Review – Dusk ’82 (Switch)

A quick glimpse into gaming history: do you know Wolfenstein 3D, the grandfather of first-person shooters, one of the most revolutionary and important games of all time? Well, that game wasn’t exactly a brand new IP to begin with. Turns out that Wolfenstein was originally conceived in 1981, for the archaic computers of the time, under the name Castle Wolfenstein. It was a limited puzzle-adventure with archaic visuals and an emphasis on stealth and survival. It was ridiculously revolutionary for its time, but then again, it was a computer game from 1981: about ten people played it back then, so it was quickly forgotten.

New Blood Interactive, a company hell-bent on bringing back retro-styled shooters to the masses, did a little side project with their hit title, Dusk, to pay homage to the origins of the Wolfenstein games. Dusk ’82, for all intents and purposes, is a spiritual successor to the classic Castle Wolfenstein formula, with very little in terms of quality of life innovations or updates. It’s as retro as retro can be. Giving credit where credit’s due, they did deliver a tremendous job, given the intentional limitations.

Dusk '82 Simplicity

Dusk ’82 is pretty simple in nature: you’re the yellow thing, and you need to kill all red things in order to move to the next level.

Just like its main source of inspiration, Dusk ’82 borrows elements from its bigger brother (namely, having to kill a ton of enemies in order to advance to the next level), but in a more puzzle-like aesthetic. You and your foes move one space at a time, in a map designed after the limitations seen in jurassic computers like the Apple II. You have access to some guns in order to kill these foes, but that’s just half of the gameplay loop.

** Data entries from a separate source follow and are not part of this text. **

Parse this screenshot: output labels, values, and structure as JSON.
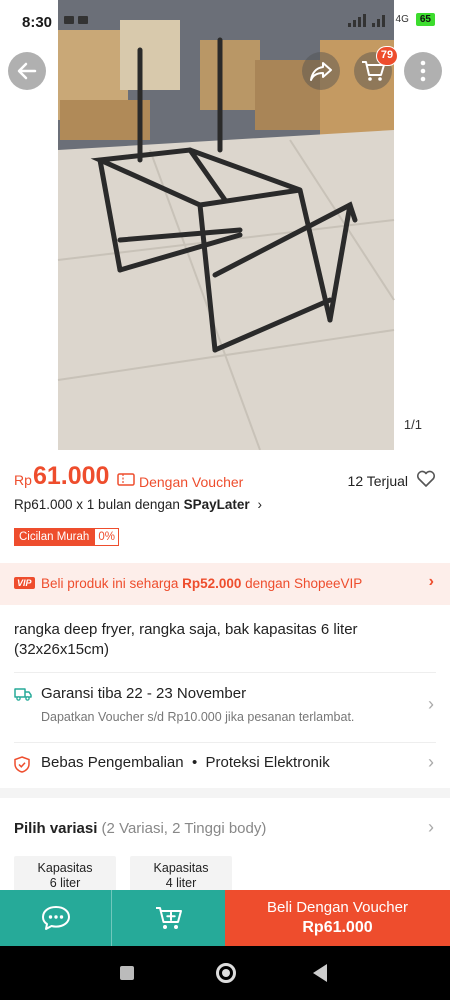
{
  "status_bar": {
    "time": "8:30",
    "network": "4G",
    "battery": "65"
  },
  "header": {
    "back_icon": "arrow-left-icon",
    "share_icon": "share-icon",
    "cart_icon": "cart-icon",
    "cart_count": "79",
    "more_icon": "more-vertical-icon"
  },
  "gallery": {
    "page_indicator": "1/1"
  },
  "price": {
    "currency": "Rp",
    "amount": "61.000",
    "voucher_label": "Dengan Voucher",
    "sold_label": "12 Terjual",
    "spaylater_prefix": "Rp61.000 x 1 bulan dengan ",
    "spaylater_brand": "SPayLater",
    "spaylater_chevron": "›",
    "cicilan_label": "Cicilan Murah",
    "cicilan_rate": "0%"
  },
  "vip": {
    "badge": "VIP",
    "text_prefix": "Beli produk ini seharga ",
    "text_price": "Rp52.000",
    "text_suffix": " dengan ShopeeVIP",
    "chevron": "›"
  },
  "product": {
    "title": "rangka deep fryer, rangka saja, bak kapasitas 6 liter (32x26x15cm)"
  },
  "shipping": {
    "title": "Garansi tiba 22 - 23 November",
    "subtitle": "Dapatkan Voucher s/d Rp10.000 jika pesanan terlambat.",
    "chevron": "›"
  },
  "returns": {
    "text": "Bebas Pengembalian  •  Proteksi Elektronik",
    "chevron": "›"
  },
  "variasi": {
    "label": "Pilih variasi",
    "detail": " (2 Variasi, 2 Tinggi body)",
    "chevron": "›",
    "options": [
      {
        "line1": "Kapasitas",
        "line2": "6 liter"
      },
      {
        "line1": "Kapasitas",
        "line2": "4 liter"
      }
    ]
  },
  "actions": {
    "chat_icon": "chat-icon",
    "add_cart_icon": "add-to-cart-icon",
    "buy_label": "Beli Dengan Voucher",
    "buy_price": "Rp61.000"
  },
  "colors": {
    "brand": "#ee4d2d",
    "teal": "#26aa99"
  }
}
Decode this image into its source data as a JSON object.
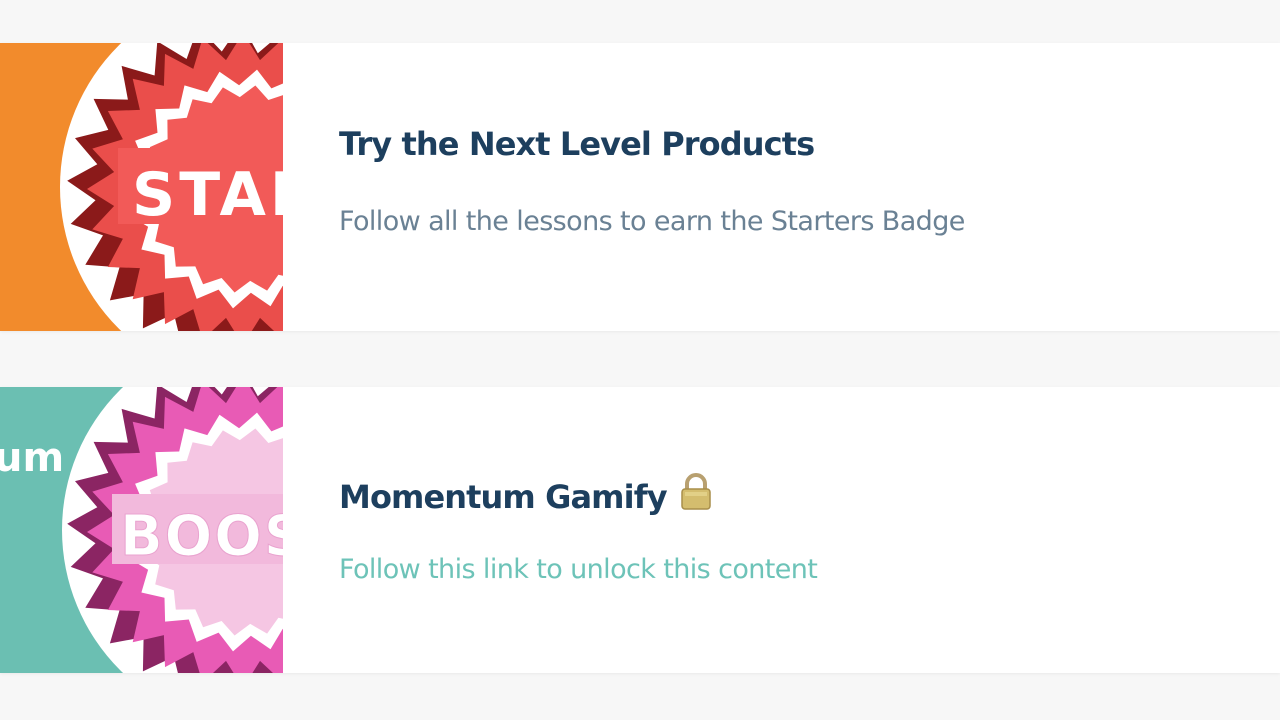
{
  "colors": {
    "page_bg": "#f7f7f7",
    "card_bg": "#ffffff",
    "title": "#1d3f5e",
    "desc": "#6a8194",
    "link": "#6dc3b8",
    "orange": "#f28b2c",
    "teal": "#6bbfb2",
    "red_badge": "#f25a58",
    "pink_badge": "#f2b9dc"
  },
  "courses": [
    {
      "title": "Try the Next Level Products",
      "description": "Follow all the lessons to earn the Starters Badge",
      "thumbnail": {
        "badge_text": "STAR",
        "badge_icon": "starters-badge-icon"
      }
    },
    {
      "title": "Momentum Gamify",
      "title_icon": "lock-icon",
      "description": "Follow this link to unlock this content",
      "locked": true,
      "thumbnail": {
        "side_text": "um",
        "badge_text": "BOOS",
        "badge_icon": "boost-badge-icon"
      }
    }
  ]
}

In fact, if there is one game that Dusk ’82 reminded me more than Dusk itself, that game is Chip’s Challenge. You know that classic DOS game, where you were supposed to move objects and boxes in order to grab keys and such? No? Maybe I spent too much time playing obscure titles in my Atari Lynx back when I was five, but the core gameplay loop felt very similar. It’s crucial to smartly use explosive barrels, tripmines, bombs and more in order to get rid of foes and access secrets, such as treasure behind breakable walls.

Dusk '82 Barrel

You can shoot these barrels in order to cause explosions and kill more enemies at once. You can also blow up some walls.

It’s all very simplistic, to the point of a player being able to finish everything Dusk ’82 has to offer in one mere sitting, but it wasn’t bad at all. Sure, it looks repetitive as hell, and its controls are clunky, but these were designed intentionally. I didn’t exactly hate the game for it. It was meant to look like some random computer game from the early 80’s, and it does with honors. It even has a banger soundtrack from Andrew Hulshult, though it sounds way too modern for something meant to resemble an Apple II title. As in, it sounds more or less like a game on the Mega Drive.

Dusk '82 Gameplay

Keys, switches, boxes… Dusk ’82 is more of a puzzle game than an action one.

All in all, Dusk ’82 is really short and as simplistic as it gets, but that’s not a bad thing. It’s a little side project meant to pay homage to Castle Wolfenstein. Limited and clunky by nature, sure, but it gets the job done. It’s not particularly memorable (you can beat it in one sitting and then delete it from your Switch’s memory), but quite fun while it lasts.


Graphics: 6.0

A herculean effort to make the game look exactly like Castle Wolfenstein from 1981. It gets repetitive quickly, but the commitment needs to be respected.

Gameplay: 6.5

It’s equal parts Chip’s Challenge and a top-down shooter. Limited and clunky by nature, but it gets the job done.

Sound: 7.5

Another killer soundtrack by Andrew Hulshult, though deliberately retro. With that being said, it sounded way too modern for 1982.

Fun Factor: 7.5

It was way more interesting and engaging than I could have ever imagined from a game with such premise and intentional limitations, though it was enjoyable for just one sitting.

Final Verdict: 7.0

Dusk ’82 is available now on PC and Switch.

Reviewed on Switch.